06 June 2016
Cost overruns and delays are no strangers to large infrastructure projects. Recent mega-projects such as the
Kuala Lumpur Airport, Singapore MRT Circle Line and the Hong Kong Express Rail Link, to name a few, have experienced cost overruns and delays that attract public attention.
Although cost estimation practices and tools (e.g., BIM) have been improving significantly, unknown risks and inherent biases always exist and present challenges to developing truly accurate cost forecasts for mega-projects. Indeed, most mega-project cost overruns are driven primarily by over-optimism and strategic misrepresentation during early planning phases.
Reference Class Forecasting (RCF) was introduced by Professor Bent Flyvbjerg of the University of Oxford to eliminate forecasting bias, enabling governments and mega-project developers to better understand the potential impact of their project risks, forecast outcomes, and make better informed decisions.
Advisian is proud to partner exclusively with Professor Flyvbjerg to bring RCF to clients across the Asia Pacific region.
What is reference class forecasting?
A theory originally developed by Daniel Kahneman and Amos Tversky postulates that project developers are too optimistic in their forecasts, due to overconfidence and an inability to intuitively understand all possible outcomes – especially adversities a project might face in the future. As a result, project developers tend to underestimate costs, completion times, and risks, and overestimate the benefits of those same actions; a condition known as ‘optimism bias’. Kahneman’s work earned him the 2002 Nobel Prize for Economics, specifically for his “integrative economic analysis with fundamental insights from cognitive psychology”.1

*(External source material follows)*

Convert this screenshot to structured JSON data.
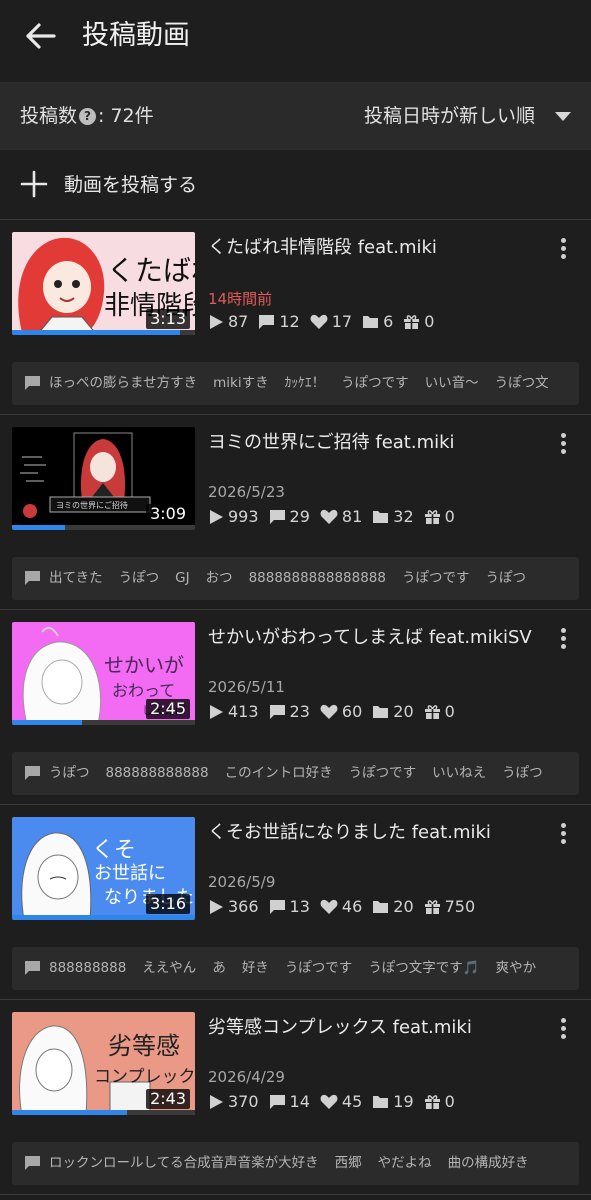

Professor Flyvbjerg has expanded upon Kahneman’s theory and successfully introduced practical applications of RCF into project management to achieve greater accuracy by basing “forecasts on actual performance in a reference class of comparable projects and thereby bypassing both optimism bias and strategic misrepresentation”2. In practical terms, RCF is applied by first examining cost and schedule data from a reference class of several similar projects at various stages of their development. “Statistical uplift curves” based on comparisons between the original forecast data and the actual outcomes of each of these projects can be produced. The curves can then be used to adjust the base estimate of a project in a top-down, non-biased way to adequately cover cost and time budget contingencies according to the risk appetite of decision makers. This data is also internationally benchmarked against data contained in a multi-thousand strong global project database.
What value does RCF bring?

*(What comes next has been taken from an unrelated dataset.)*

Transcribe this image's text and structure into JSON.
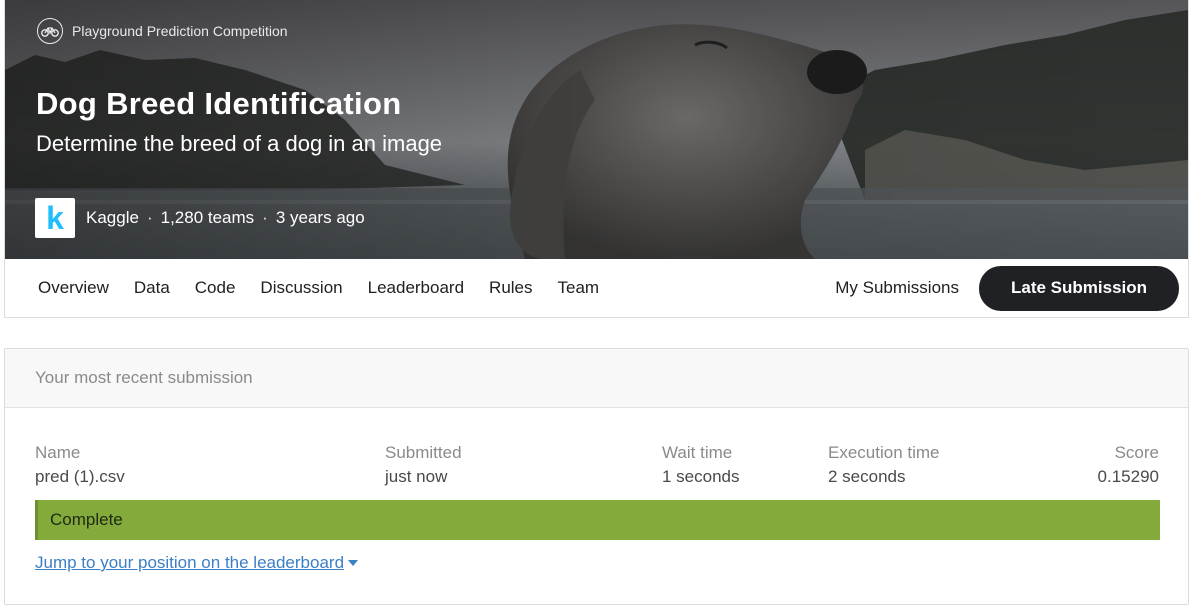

With RCF, project developers are provided with greater certainty about their project’s cost and schedule. By being able to have greater reliance on the accuracy of forecasts, interventions can be made earlier if required, or variations incorporated as needed, saving clients both time, money and reputation. This can benefit a number of large project stakeholders in several ways:
Government bodies can make better informed forecasts at project inception which will help with project definition and save potential time-consuming and reputation-damaging requests for extra funding
Private developers can use RCF to reduce uncertainties around contingencies to better enable internal portfolio/project funding and to make projects more “bankable” to external investors
Funds and financiers can use RCF as part of project or portfolio due diligence
Large public project portfolio owners, e.g. highway agencies and departments, can use RCF as a tool to re-group individual projects into programmes based on project risk profiles or potential costs
RCF in action
In Hong Kong, when infrastructure projects have cost overruns or delays, the Government has to declare this to the public and ask for extra funding. Such cost overruns or delays often cost billions of Hong Kong Dollars and have the potential to erode the public’s confidence in the Government’s overall cost and schedule forecasting abilities. In 2010 Advisian teamed up with Professor Flyvbjerg to bring RCF to Hong Kong. In 2012, the Development Bureau formally engaged Advisian and Prof Flyvbjerg to look into the possibility of applying RCF to Hong Kong’s large-scale public works projects, with major roadworks projects as a pilot reference class. The study was completed with practical uplift curves to determine contingencies at different confidence levels. It also explored the potential of applying a portfolio management approach to government projects for better allocation of public funding through balancing exceedance and under-use of project budgets.
Since then Advisian, in collaboration with Prof Flyvbjerg, has completed and delivered assignments for the Development Bureau (including the Highways Department and the Civil Engineering and Development Department), and has been doing similar studies with the Drainage Services Department, the Architectural Services Department and the Water Supplies Department.
Since February 2016, the exclusive partnership between Advisian and Prof Flyvbjerg to provide RCF services has been extended from Hong Kong to the entire Asia Pacific region. For more information on RCF and how it might be able to benefit you, please contact:
WH Fok | Hong Kong
Tel no. +852 3556 7356
1 Daniel Kahneman - Facts". Nobelprize.org. Nobel Media AB 2014. Web. 22 Mar 2016. http://www.nobelprize.org/nobel_prizes/economic-sciences/laureates/2002/kahneman-facts.html